A local marketing firm sponsored the whole shebang and there was quite a bit of cheesiness built into the program to stretch the night’s events.  The marketing firm succeeded in stretching the event, as when it was finally over, we had been there for almost four and a half hours! 

There were awards for the marketing firm’s employees, there were dance performances, comedy (?) routines, an air guitar performance complete with pyrotechnics, and, of course, the actual fashion show/beauty contest itself. 

The pageant part of the night was divided into a section for males (with five competitors) and a section for females (with 22 competitors).  We were told in advance that part of the contest is an evaluation of crowd enthusiasm for a particular candidate so we came prepared.

We brought drums, tambourines, cowbells, triangles, shakers, and every other noisemakers we could get our hands on to go completely crazy whenever Karina was onstage.  As other contestants came out, we thought that maybe we had some competition, but once Karina appeared, we realized that no one could touch us when it comes to making a whole lot of noise.  She loved the roar that we produced and we had a lot of fun making such a racket. 

As it turned out, the event dragged on a bit longer than any of us could bear and an annoying DJ was triggering violent tendencies in some of us (none of us acted upon those impulses, of course).  Karina didn’t win, but once we saw how cheesy the whole organization was, we were glad that she wasn’t chosen to represent them.  She was sad and teary-eyed when it was over, but she was thrilled at the appearance of her big pile of American friends. 

We skipped the after party to which we had been invited, because we had already had our fill of the whole crazy night.  Besides, we want to awaken and get some of us straight to the construction site so we can get this job as far along as possible before we leave on Wednesday night.  Keep watching to see how far we can take it . . .

Brian and Bryan go to work on the percussion instruments, providing the only entertainment for the night.

Typical Brie and Quincy- dancing for money.

Cardboard guitars and pyrotechnics equals a rocking show.

Scott pre-haircut.

Scott post-haircut.

Bryan’s first razor shave.

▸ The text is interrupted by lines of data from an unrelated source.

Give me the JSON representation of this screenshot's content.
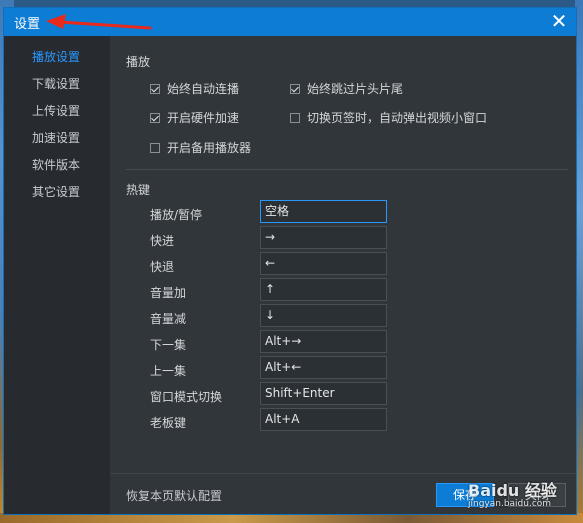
{
  "window": {
    "title": "设置"
  },
  "sidebar": {
    "items": [
      {
        "label": "播放设置",
        "active": true
      },
      {
        "label": "下载设置",
        "active": false
      },
      {
        "label": "上传设置",
        "active": false
      },
      {
        "label": "加速设置",
        "active": false
      },
      {
        "label": "软件版本",
        "active": false
      },
      {
        "label": "其它设置",
        "active": false
      }
    ]
  },
  "playback": {
    "title": "播放",
    "options": [
      {
        "label": "始终自动连播",
        "checked": true
      },
      {
        "label": "始终跳过片头片尾",
        "checked": true
      },
      {
        "label": "开启硬件加速",
        "checked": true
      },
      {
        "label": "切换页签时，自动弹出视频小窗口",
        "checked": false
      },
      {
        "label": "开启备用播放器",
        "checked": false
      }
    ]
  },
  "hotkeys": {
    "title": "热键",
    "items": [
      {
        "label": "播放/暂停",
        "value": "空格"
      },
      {
        "label": "快进",
        "value": "→"
      },
      {
        "label": "快退",
        "value": "←"
      },
      {
        "label": "音量加",
        "value": "↑"
      },
      {
        "label": "音量减",
        "value": "↓"
      },
      {
        "label": "下一集",
        "value": "Alt+→"
      },
      {
        "label": "上一集",
        "value": "Alt+←"
      },
      {
        "label": "窗口模式切换",
        "value": "Shift+Enter"
      },
      {
        "label": "老板键",
        "value": "Alt+A"
      }
    ]
  },
  "footer": {
    "reset_label": "恢复本页默认配置",
    "save_label": "保存",
    "close_label": "关闭"
  },
  "watermark": {
    "brand": "Baidu 经验",
    "url": "jingyan.baidu.com"
  },
  "colors": {
    "accent": "#0c7cd5",
    "active_text": "#2a97ff",
    "annotation": "#e8291c"
  }
}
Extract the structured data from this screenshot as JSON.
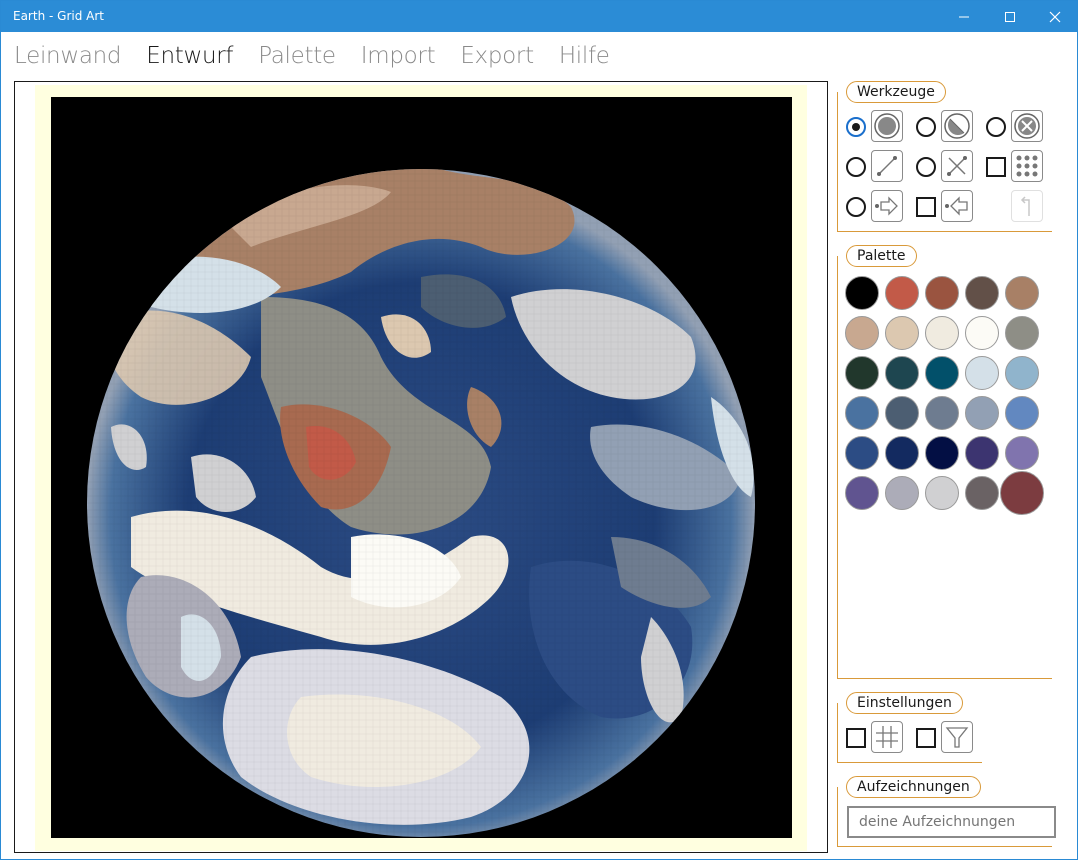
{
  "window": {
    "title": "Earth - Grid Art"
  },
  "menu": {
    "items": [
      {
        "label": "Leinwand",
        "active": false
      },
      {
        "label": "Entwurf",
        "active": true
      },
      {
        "label": "Palette",
        "active": false
      },
      {
        "label": "Import",
        "active": false
      },
      {
        "label": "Export",
        "active": false
      },
      {
        "label": "Hilfe",
        "active": false
      }
    ]
  },
  "tools": {
    "label": "Werkzeuge",
    "items": [
      {
        "icon": "fill-circle-icon",
        "selected": true
      },
      {
        "icon": "half-circle-icon",
        "selected": false
      },
      {
        "icon": "erase-circle-icon",
        "selected": false
      },
      {
        "icon": "line-icon",
        "selected": false
      },
      {
        "icon": "cross-line-icon",
        "selected": false
      },
      {
        "icon": "dot-grid-icon",
        "selected": false
      },
      {
        "icon": "arrow-right-icon",
        "selected": false
      },
      {
        "icon": "arrow-left-icon",
        "selected": false
      },
      {
        "icon": "undo-icon",
        "selected": false
      }
    ]
  },
  "palette": {
    "label": "Palette",
    "colors": [
      "#000000",
      "#c25a48",
      "#9a5440",
      "#625048",
      "#a88066",
      "#c8a890",
      "#dcc8b0",
      "#f0ebe0",
      "#fcfbf6",
      "#8e8e86",
      "#21372c",
      "#1e4650",
      "#02506a",
      "#d4e0e8",
      "#90b4cc",
      "#4a72a0",
      "#4c5e72",
      "#6e7c90",
      "#92a0b4",
      "#6288c0",
      "#2c4c84",
      "#132a60",
      "#030f44",
      "#3c3470",
      "#8074ae",
      "#605490",
      "#acacb8",
      "#d0d0d2",
      "#6a6264",
      "#7c3c40"
    ],
    "selected_index": 29
  },
  "settings": {
    "label": "Einstellungen"
  },
  "notes": {
    "label": "Aufzeichnungen",
    "placeholder": "deine Aufzeichnungen"
  }
}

Atta boy Bryan.

Apparently we are kind of a huge deal here in Santarém.

Daniel digging a hole in the sand.

Jefferson posing in the hole.

Georgete is the main reason we work with the kids

Domeciano stuck in the sand.

Josy teaching Brian and Jared the art of karate.

Head first in the sand hole building contest.

They buried Brian and he was thrilled.

One of the boys who has taken an interest in photography.

Representing SMC as the local girls climb all over Quincy.

Josi teaching us Karate moves on the Beach.